In PNAS this week: influence of DNA architecture on genome editing, within-host HIV evolution, and more.
A phylogenetic analysis that included multiple samples per patient suggests overlapping driver mutations make their way into multiple metastases in each patient.
The researchers also reported that cholera strains infecting members of the same household were highly similar, suggesting in-household transmissions.
From infant skeletal remains going back hundreds of years, a team produced three Treponema pallidum genomes, representing both syphilis- and yaws-causing sub-species.
An analysis of 3,800-year-old Yersinia pestis isolates pushed the advent of flea-based plague transmission back to around 4,000 years ago, earlier than once proposed.
Researchers sequenced 61 Zika virus genomes isolated from patients in the region to reconstruct viral movements.
A phylogenetic analysis of green-blooded lizards find the trait likely arose more than once, Reuters reports.
Researchers sequenced an ancient DNA from an extinct giant ground sloth to find it is a sister group to one group of modern sloths.
Sequencing has helped clarify the baleen whale family tree, though the researchers tell the New York Times it's more of a phylogenetic network.
Two studies have found that analyzing the timing of horizontal gene transfer events can help date microbial phylogenies.
The UK's Human Fertility and Embryology Authority calls for consumer genetic testing companies to warn customers that testing could uncover family secrets, according to the Guardian.

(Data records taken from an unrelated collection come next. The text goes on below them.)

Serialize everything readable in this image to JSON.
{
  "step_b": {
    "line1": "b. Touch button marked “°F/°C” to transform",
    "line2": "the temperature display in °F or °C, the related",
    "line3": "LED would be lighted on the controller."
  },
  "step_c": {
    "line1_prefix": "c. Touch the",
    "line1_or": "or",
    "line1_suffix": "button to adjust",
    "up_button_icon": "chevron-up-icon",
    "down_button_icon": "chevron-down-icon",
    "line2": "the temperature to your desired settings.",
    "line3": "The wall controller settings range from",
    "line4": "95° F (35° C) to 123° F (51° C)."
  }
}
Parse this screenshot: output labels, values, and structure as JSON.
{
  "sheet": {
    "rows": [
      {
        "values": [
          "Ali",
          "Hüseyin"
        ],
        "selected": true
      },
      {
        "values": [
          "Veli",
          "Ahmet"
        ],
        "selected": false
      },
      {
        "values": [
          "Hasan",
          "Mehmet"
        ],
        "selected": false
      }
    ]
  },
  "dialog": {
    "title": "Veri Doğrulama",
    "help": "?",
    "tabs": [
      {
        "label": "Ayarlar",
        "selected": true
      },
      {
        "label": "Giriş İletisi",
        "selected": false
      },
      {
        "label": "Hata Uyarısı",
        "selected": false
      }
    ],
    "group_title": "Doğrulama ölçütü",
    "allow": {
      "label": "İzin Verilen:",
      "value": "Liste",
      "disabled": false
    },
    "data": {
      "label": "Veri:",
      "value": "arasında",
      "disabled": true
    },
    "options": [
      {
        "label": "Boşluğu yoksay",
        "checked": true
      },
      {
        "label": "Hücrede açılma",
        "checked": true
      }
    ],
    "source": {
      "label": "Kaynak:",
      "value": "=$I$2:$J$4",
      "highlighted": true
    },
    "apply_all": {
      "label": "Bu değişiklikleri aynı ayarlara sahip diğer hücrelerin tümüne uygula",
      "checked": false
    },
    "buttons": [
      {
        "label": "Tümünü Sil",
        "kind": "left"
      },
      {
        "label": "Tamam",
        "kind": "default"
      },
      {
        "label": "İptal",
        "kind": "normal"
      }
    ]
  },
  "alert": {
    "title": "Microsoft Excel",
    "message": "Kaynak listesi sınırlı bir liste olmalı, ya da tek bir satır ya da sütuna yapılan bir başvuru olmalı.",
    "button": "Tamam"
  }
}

The New York Times reports that United Nations delegates have been discussing how to govern the genetic resources of the deep sea.
Researchers have transplanted edited cells into mice that appear to combat cocaine addiction, New Scientist reports.
In PNAS this week: analysis of proteolytic enzymes secreted by circulating tumor cells, phylogenetic study of Fv1 evolution, and more.